##### Excerpted data
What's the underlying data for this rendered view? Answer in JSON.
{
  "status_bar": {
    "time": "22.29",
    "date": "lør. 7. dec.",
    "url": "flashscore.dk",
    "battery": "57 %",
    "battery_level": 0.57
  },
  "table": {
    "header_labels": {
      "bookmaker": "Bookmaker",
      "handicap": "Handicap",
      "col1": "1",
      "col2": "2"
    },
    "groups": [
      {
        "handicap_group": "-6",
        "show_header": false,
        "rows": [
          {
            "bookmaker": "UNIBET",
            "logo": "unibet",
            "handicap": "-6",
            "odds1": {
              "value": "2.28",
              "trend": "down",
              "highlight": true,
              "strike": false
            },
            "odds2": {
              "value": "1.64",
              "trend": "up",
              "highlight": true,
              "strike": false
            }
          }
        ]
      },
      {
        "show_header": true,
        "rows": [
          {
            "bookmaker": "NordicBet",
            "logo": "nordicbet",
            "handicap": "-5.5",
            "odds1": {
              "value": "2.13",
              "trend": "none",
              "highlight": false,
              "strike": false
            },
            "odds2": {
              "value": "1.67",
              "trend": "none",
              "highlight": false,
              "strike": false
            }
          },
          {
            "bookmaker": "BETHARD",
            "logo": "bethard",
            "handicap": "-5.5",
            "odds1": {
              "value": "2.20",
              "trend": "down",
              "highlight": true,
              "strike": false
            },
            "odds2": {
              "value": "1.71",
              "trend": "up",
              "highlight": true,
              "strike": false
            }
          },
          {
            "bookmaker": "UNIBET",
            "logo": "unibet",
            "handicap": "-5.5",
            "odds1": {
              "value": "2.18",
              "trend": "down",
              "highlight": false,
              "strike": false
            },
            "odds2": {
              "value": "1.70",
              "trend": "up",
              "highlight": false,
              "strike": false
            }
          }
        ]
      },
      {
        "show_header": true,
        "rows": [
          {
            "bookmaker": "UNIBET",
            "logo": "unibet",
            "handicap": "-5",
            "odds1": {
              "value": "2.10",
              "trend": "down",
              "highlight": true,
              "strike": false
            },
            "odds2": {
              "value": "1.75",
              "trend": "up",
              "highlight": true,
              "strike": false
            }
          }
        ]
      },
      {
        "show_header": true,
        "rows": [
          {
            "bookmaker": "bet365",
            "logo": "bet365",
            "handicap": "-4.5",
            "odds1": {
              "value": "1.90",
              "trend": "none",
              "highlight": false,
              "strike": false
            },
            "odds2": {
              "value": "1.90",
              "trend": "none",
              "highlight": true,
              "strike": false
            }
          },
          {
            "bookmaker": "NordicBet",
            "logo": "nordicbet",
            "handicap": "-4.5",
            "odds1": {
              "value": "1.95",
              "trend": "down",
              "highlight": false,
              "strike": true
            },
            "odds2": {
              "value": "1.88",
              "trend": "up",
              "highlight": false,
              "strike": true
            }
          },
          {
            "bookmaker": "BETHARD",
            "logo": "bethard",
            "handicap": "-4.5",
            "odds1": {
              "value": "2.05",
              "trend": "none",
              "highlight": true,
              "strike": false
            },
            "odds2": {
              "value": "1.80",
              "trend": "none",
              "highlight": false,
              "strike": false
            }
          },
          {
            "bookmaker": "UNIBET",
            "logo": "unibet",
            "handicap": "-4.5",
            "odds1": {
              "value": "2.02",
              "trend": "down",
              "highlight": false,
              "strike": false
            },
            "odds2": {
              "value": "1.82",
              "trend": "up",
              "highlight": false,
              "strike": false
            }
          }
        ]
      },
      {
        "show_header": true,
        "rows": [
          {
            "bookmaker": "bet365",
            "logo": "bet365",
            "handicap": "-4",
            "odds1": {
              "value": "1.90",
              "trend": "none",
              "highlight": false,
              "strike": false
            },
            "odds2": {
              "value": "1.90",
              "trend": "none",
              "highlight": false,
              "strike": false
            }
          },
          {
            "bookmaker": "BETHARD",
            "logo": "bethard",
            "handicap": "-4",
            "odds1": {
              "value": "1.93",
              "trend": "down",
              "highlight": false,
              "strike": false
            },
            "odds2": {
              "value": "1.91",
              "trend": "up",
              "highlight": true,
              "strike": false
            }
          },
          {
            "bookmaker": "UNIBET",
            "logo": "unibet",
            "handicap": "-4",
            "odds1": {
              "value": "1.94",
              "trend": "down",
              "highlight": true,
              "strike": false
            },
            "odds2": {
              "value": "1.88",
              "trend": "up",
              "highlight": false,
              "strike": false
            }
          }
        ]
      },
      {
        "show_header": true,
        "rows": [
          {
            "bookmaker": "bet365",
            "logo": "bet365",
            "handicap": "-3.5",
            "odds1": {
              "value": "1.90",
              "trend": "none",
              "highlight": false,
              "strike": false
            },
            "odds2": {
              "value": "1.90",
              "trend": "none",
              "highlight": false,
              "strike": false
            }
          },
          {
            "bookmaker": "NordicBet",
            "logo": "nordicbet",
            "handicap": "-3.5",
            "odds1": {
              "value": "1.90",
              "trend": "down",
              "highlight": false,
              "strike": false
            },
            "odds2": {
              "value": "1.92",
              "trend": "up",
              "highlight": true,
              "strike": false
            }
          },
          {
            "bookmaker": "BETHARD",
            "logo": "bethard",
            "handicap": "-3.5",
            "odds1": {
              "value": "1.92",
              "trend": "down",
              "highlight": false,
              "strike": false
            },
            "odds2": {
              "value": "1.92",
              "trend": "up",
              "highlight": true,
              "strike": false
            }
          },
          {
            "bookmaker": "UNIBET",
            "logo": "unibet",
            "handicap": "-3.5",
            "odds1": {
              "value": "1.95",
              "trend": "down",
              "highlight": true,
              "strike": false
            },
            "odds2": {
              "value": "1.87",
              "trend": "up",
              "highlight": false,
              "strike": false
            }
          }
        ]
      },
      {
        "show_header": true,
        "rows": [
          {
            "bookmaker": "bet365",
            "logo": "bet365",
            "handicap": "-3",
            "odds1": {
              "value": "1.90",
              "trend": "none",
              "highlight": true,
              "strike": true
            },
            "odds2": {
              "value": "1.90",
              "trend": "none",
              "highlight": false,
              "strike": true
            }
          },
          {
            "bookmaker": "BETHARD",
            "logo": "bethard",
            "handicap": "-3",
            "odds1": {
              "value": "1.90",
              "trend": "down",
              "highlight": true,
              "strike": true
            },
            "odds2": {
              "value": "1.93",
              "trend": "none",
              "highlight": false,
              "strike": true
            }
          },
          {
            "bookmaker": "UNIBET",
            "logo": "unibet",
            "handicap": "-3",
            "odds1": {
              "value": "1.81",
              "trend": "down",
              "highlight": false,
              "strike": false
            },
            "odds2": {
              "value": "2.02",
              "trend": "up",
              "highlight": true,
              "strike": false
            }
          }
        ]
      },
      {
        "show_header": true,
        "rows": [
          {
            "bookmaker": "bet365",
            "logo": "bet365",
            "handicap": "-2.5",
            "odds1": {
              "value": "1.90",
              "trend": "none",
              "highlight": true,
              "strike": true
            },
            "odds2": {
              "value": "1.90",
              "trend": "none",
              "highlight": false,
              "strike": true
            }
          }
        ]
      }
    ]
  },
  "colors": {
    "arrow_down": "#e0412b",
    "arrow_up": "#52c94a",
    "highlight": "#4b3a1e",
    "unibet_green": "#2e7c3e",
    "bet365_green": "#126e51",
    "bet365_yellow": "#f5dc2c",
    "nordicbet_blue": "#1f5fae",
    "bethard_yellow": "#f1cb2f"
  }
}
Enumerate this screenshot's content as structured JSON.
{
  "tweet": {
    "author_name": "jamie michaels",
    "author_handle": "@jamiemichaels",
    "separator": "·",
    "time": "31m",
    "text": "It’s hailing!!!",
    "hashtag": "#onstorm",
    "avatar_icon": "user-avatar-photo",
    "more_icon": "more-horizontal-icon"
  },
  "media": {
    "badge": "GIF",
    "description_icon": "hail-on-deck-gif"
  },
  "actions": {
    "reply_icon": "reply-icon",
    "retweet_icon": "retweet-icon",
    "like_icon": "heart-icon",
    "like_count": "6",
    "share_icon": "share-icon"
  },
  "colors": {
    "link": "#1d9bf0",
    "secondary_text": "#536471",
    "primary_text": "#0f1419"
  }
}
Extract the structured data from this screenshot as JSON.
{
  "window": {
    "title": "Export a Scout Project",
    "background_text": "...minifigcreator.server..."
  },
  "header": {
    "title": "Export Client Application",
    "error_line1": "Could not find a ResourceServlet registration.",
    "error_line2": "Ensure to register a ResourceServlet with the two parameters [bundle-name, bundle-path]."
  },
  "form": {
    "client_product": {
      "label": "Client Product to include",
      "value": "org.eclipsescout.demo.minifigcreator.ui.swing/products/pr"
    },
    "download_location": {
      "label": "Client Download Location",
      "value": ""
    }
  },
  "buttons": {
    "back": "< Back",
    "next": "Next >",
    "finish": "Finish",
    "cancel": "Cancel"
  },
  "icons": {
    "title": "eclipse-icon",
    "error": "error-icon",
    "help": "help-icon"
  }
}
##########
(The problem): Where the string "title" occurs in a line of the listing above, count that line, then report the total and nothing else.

(Your response): 3